MOIRA Council has appointed the same probity auditor which uncovered a $17 million black hole in the late 1990s to apply the blowtorch to its operations again.
Albury-based Rob Salisbury & Associates will conduct the independent probe after being selected from three other options by the council at a confidential meeting last week.
The audit will focus on the “fiscal and operational aspects” of the council, with its findings and recommendations due to be tabled on April 30.
Three years after the creation of the council in 1994 following the merger of Cobram, Numurkah, Nathalia and parts of the Yarrawonga and Tungamah councils, it was found to be shackled by massive debt.
The appointment of the latest probity audit came at the height of a turbulent period late last year which included the axing of chief executive officer Gary Arnold and the departure of other senior staff members, Paul Squires and Adrian Pawar.
Initial rumblings became evident when a proposed 6 per cent rate rise was overturned by a new-look council, which also exercised the option of advertising Mr Arnold’s position.
Moira Mayor Peter Mansfield said the probity auditor’s findings and recommendations should coincide with a replacement chief executive officer in place.
“The council has four new councillors and two others who weren’t elected at the previous elections,” he said.
“They just want a full report by a probity auditor to see how we are travelling.
“It will be a broad range of areas where the probity auditor will investigate to see where improvements can be made.
“The new CEO will be able to act on the recommendations if he or she so wishes.”
Mr Pawar had proposed tough measures, including job and spending cuts, in his role of chief financial officer before quitting after only six months.
Peter Bertolis is acting Moira chief executive.
Cr Mansfield said the probity audit outcomes would be a defining moment for the council.
“As councillors we want to get a better handle on how things are running and should be running,” he said.

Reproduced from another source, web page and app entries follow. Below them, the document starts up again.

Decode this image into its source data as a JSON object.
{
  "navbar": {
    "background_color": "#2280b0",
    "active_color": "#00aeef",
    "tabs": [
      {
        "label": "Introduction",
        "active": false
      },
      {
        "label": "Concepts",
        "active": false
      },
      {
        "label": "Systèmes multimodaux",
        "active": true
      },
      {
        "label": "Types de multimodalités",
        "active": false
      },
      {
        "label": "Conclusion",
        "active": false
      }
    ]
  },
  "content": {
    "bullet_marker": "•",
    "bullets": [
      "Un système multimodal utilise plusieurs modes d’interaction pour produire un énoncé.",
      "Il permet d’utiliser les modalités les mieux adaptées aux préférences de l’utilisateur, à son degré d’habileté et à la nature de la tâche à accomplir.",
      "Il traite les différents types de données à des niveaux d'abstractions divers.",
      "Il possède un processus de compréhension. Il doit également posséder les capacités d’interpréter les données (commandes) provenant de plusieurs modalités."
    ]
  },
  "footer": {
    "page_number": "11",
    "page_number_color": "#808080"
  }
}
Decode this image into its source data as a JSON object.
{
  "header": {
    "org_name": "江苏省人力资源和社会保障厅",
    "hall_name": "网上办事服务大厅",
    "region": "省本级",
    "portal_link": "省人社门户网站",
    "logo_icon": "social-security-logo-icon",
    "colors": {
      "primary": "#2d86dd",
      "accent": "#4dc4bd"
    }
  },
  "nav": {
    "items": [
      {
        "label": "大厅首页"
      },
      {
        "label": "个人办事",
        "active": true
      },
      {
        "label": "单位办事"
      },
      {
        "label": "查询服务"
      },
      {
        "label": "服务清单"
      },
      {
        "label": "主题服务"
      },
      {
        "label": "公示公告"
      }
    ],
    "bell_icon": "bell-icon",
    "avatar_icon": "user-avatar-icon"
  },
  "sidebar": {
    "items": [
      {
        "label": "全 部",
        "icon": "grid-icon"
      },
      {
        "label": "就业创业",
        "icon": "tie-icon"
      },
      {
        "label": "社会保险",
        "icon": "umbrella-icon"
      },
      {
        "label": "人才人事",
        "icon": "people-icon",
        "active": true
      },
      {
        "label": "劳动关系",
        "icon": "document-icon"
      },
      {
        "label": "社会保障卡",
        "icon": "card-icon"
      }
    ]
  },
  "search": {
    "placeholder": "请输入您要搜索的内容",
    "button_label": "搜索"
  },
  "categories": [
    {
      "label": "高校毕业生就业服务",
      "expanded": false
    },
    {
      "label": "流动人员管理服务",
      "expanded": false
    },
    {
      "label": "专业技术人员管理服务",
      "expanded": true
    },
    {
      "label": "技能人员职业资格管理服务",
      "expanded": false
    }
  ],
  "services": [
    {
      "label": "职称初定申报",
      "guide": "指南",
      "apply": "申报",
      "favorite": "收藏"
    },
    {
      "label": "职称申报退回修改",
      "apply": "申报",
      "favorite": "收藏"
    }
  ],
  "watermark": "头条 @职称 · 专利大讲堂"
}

“Some councillors have different concerns about different aspects of the operation.
“We wouldn’t be doing it if we didn’t think it would be of benefit to the shire.”
Moira has allocated $60,000 for the audit.